PROBLEM TO WORK ON
Extract each line from the entries below that has the string "label" in it.

Dataset items:
********

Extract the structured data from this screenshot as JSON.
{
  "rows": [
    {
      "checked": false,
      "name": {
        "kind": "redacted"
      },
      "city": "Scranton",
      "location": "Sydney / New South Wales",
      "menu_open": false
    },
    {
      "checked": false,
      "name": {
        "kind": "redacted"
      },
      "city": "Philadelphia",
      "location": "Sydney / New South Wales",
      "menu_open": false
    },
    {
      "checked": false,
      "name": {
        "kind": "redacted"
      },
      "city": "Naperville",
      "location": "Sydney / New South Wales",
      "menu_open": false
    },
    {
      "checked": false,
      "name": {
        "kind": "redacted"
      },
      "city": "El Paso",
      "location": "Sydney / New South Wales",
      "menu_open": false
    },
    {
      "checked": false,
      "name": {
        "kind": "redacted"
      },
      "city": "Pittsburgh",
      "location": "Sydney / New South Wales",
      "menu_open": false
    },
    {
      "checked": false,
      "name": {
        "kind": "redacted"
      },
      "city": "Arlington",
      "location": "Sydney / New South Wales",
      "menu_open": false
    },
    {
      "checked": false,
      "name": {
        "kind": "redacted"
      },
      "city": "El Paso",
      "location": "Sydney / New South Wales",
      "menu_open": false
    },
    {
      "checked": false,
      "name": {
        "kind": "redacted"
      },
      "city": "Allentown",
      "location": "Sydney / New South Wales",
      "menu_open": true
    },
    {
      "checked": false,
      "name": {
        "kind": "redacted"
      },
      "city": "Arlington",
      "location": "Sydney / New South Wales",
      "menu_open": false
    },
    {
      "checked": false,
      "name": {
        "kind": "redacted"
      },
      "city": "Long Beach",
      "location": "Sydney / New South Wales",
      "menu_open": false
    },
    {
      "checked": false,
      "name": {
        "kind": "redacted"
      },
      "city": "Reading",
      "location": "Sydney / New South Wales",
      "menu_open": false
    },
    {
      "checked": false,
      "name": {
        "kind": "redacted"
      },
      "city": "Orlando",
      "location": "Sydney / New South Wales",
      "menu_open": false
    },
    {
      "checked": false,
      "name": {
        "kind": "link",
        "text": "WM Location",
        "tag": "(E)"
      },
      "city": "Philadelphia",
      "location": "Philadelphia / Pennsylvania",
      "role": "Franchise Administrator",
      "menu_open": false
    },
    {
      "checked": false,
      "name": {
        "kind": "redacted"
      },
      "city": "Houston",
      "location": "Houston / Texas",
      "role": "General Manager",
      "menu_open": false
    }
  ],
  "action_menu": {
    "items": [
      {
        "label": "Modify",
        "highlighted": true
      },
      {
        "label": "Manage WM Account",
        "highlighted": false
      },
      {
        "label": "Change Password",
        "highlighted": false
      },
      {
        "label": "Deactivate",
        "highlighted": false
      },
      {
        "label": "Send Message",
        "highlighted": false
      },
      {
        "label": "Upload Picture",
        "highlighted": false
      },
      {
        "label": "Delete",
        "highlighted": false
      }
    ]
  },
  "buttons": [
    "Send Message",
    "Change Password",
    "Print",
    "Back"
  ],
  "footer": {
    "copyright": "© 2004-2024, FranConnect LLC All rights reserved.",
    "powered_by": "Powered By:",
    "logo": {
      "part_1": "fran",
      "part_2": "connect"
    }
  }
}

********

SOLUTION TO THE EXERCISE
        "label": "Modify",
        "label": "Manage WM Account",
        "label": "Change Password",
        "label": "Deactivate",
        "label": "Send Message",
        "label": "Upload Picture",
        "label": "Delete",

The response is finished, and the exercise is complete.